Over 100 guests packed out the MacMillan Room in the House of Commons to see the launch of Low Commission's report on January 13th.

In addition to Lord Low's introduction to the Report, Lord Woolf (former Lord Chief Justice), Lord McNally (recent Justice Minister) and Andy Slaughter MP (Opposition Justice Spokesman) all gave speeches welcoming the report.

Lord Low outlined the key themes and recommendations of the report and suggested there was something that all stakeholders and parties could take away from it. He emphasised that the Commission had deliberately not pushed for a reversal of the recent legislative reforms of legal aid, but sought to explore other funding avenues alongside innovations and capacity building initiatives within the sector. Lord Low also emphasised that early advice and later legal intervention should be seen as a continuum rather than in competition with each other; overall all early advice and action, supported by prevention and public legal education initiatives could help more people resolve social welfare but specialist expertise is also needed with legal intervention as the essential backstop.

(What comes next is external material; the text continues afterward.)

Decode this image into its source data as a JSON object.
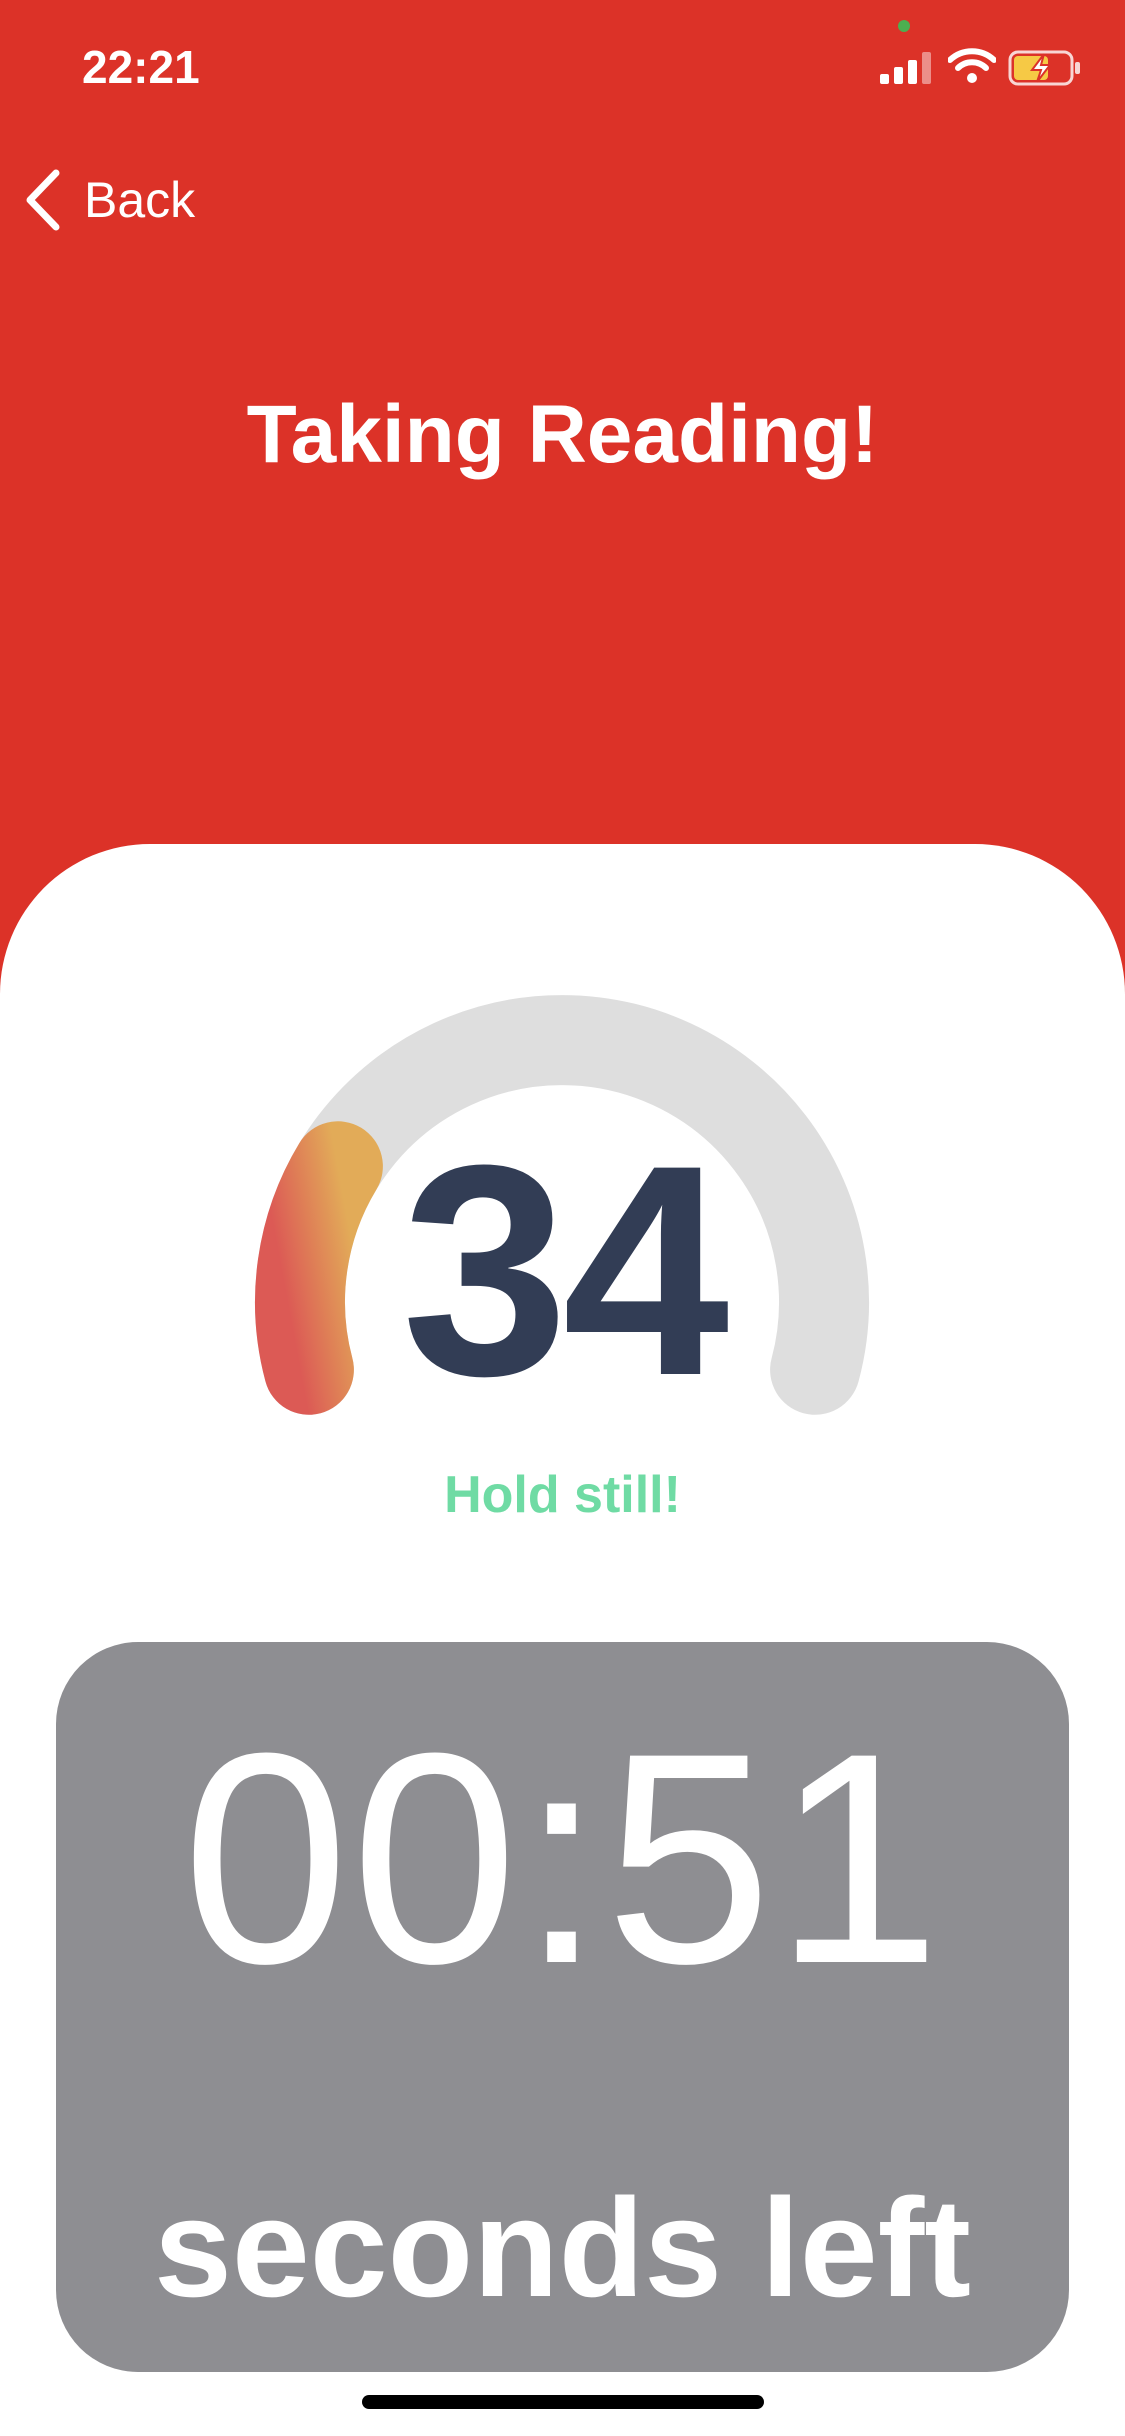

Lord Woolf commented that this was a milestone report, with similar scope and ambitions to his own Civil Justice Review which led to a major overhaul in the way the courts operate - the challenge would be to secure the resources to put the proposed new framework for social welfare advice and legal support into effect.

Lord McNally, now stepping down from the Ministry of Justice to take up the Chair of the Youth Justice Board, said how important it was for independent commissions like this to be able to contribute to Government thinking and drive a new agenda forwards in light of the recent difficult legal aid reforms. He commended the Commission for its expertise, and for the independent and impartial way that it had approached its task.

Andy Slaughter was so impressed with the report that he suggested that the Opposition should shamelessly raid from it, and be willing to use the report as a policy blueprint should they find themselves in Government in 2015. He argued that post-LASPO the Commission was effectively filling a policy vacuum in the area of social welfare advice.